Furthermore we must become proactive in our support of democracy. By proaction I mean we should take actions that put the Chinese government on the defensive in a way that forces them to confront the fact that they are on the wrong side of history. AND, and the same time gives hope to the democratic forces inside of China. I will give you this example of proactive policy: I call it the DOCTRINE of RECIPROCITY. When U.S. government officials travel to China their movements, their contacts, and their communications are tightly controlled. If officials give a speech it is not typically broadcast to the Chinese people. Congressman Chris Smith of New Jersey reported that on his last trip to China, he could not access his own website on the Internet. Even President Obama’s inauguration speech was edited before it was published in China.
Virtually all American media are blocked in China. Here in the United States China can freely broadcast. In fact it is estimated that over 90% of the Chinese language broadcasts in the U.S. are Chinese government controlled. The Chinese government uses such freedom to extend its influence with Chinese communities in the United States. In the United States today, the Chinese government and its surrogates have wide access to our universities, think tanks, and broadcast studios through which they can advance their opinions and rationalize their actions. When a Chinese government official speaks at a University such as Harvard or Yale, the government controlled media in China uses the association with these prestigious institutions to enhance its credibility and validity to its own people at home. Chinese people can protest here. Chinese people cannot protest in China. U.S. citizens cannot protest in China. Under the Doctrine of Reciprocity the United States would demand the same rights and freedoms be extended to American citizens and officials, an American media in China that we extend to Chinese citizens and officials, and Chinese media here in the United States. In the exchange of ideas with China we must demand a level playing field.
I firmly believe that it is not too late to summon our better angels, and to stand on the right side of history. We must apply a much more strategic yardstick to determine the right policies toward the Chinese government. We must realize that at the most fundamental level, we are engaging in a struggle between two completely different views of humanity. One says man is just serf of the state with no right. The other states that human beings have rights and it is the purpose of the state to protect them. In this regard we must strive to restore Human Rights to its rightful place as the very fabric that binds our foreign policy together.

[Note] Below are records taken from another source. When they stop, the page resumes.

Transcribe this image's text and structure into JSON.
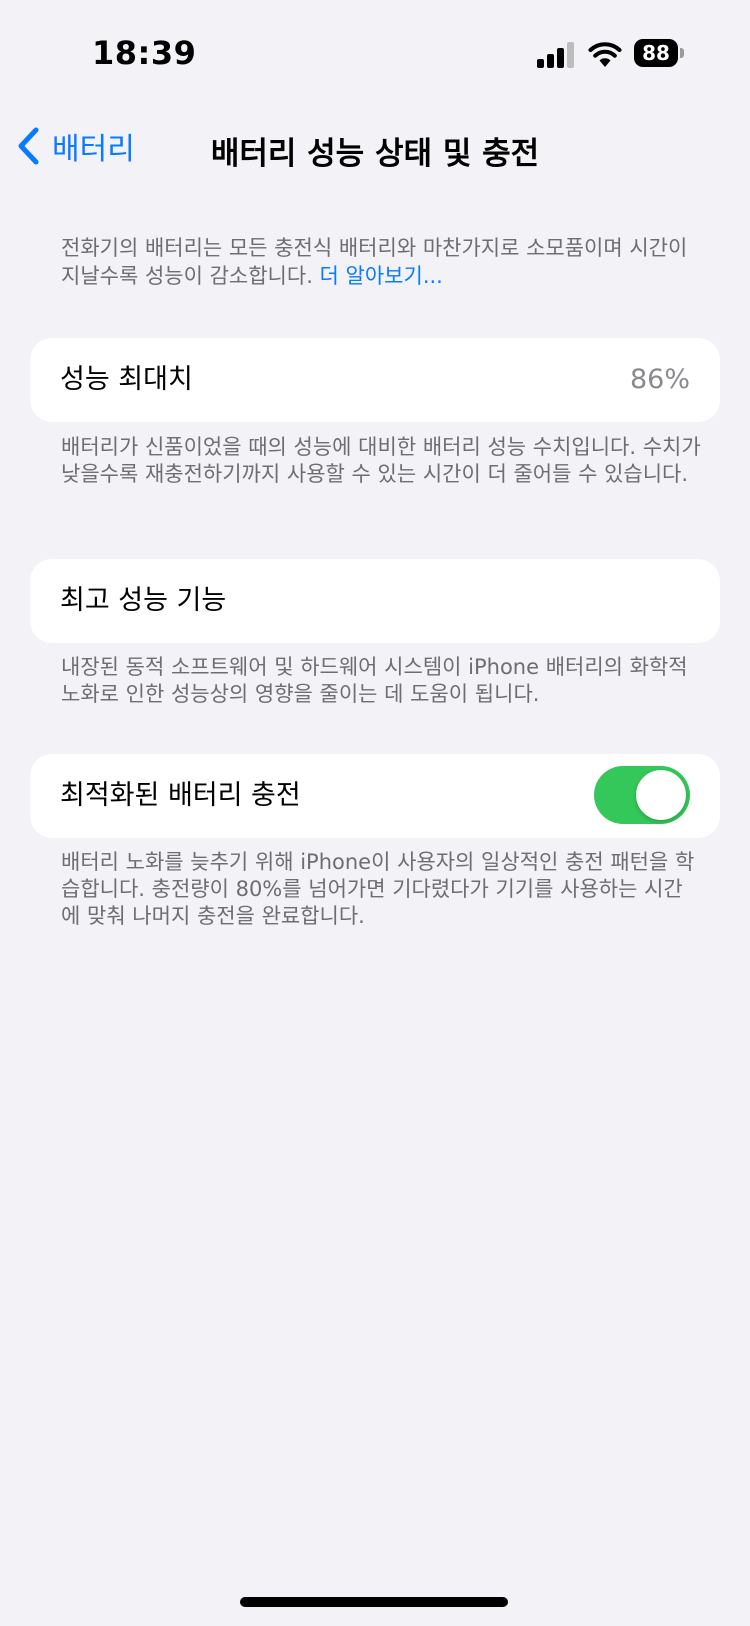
{
  "status_bar": {
    "time": "18:39",
    "battery_level": "88",
    "signal_bars": 3,
    "signal_bars_total": 4,
    "icons": [
      "cellular-signal-icon",
      "wifi-icon",
      "battery-icon"
    ]
  },
  "nav": {
    "back_label": "배터리",
    "title": "배터리 성능 상태 및 충전"
  },
  "intro": {
    "text": "전화기의 배터리는 모든 충전식 배터리와 마찬가지로 소모품이며 시간이 지날수록 성능이 감소합니다. ",
    "link": "더 알아보기..."
  },
  "sections": {
    "max_capacity": {
      "label": "성능 최대치",
      "value": "86%",
      "footnote": "배터리가 신품이었을 때의 성능에 대비한 배터리 성능 수치입니다. 수치가 낮을수록 재충전하기까지 사용할 수 있는 시간이 더 줄어들 수 있습니다."
    },
    "peak_performance": {
      "label": "최고 성능 기능",
      "footnote": "내장된 동적 소프트웨어 및 하드웨어 시스템이 iPhone 배터리의 화학적 노화로 인한 성능상의 영향을 줄이는 데 도움이 됩니다."
    },
    "optimized_charging": {
      "label": "최적화된 배터리 충전",
      "enabled": true,
      "footnote": "배터리 노화를 늦추기 위해 iPhone이 사용자의 일상적인 충전 패턴을 학습합니다. 충전량이 80%를 넘어가면 기다렸다가 기기를 사용하는 시간에 맞춰 나머지 충전을 완료합니다."
    }
  },
  "colors": {
    "background": "#f2f2f7",
    "accent": "#0a7aff",
    "toggle_on": "#34c759",
    "secondary_text": "#6d6d72"
  }
}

This will not earn the retribution of the Chinese government but respect and the realization that it is dealing with people of strength and character. This is what the Chinese government fears the most. This more than anything else will put America on equal footing in its negotiations on other bilateral issues and restore America's standing in the world.
To do so will not only make an historic leap toward world peace but it will also reaffirm America’s moral standing in the world. It will reaffirm that the lifeblood of America is not in what it consumes but in what it believes. It will tell the world once again that America’s commitment to freedom and democracy is not a costume that it wears only on special occasions but the very foundation of its existence. Through this we will ensure that the American model of the freedom, justice, of a government of the people, by the people and for the people will be model we pass on to our children.
Thank you very much.
_(博讯记者：杨逸) (博讯 boxun.com)(本文只代表作者或者发稿团体的观点、立场)
五十年前的反动言论 / 冉云飞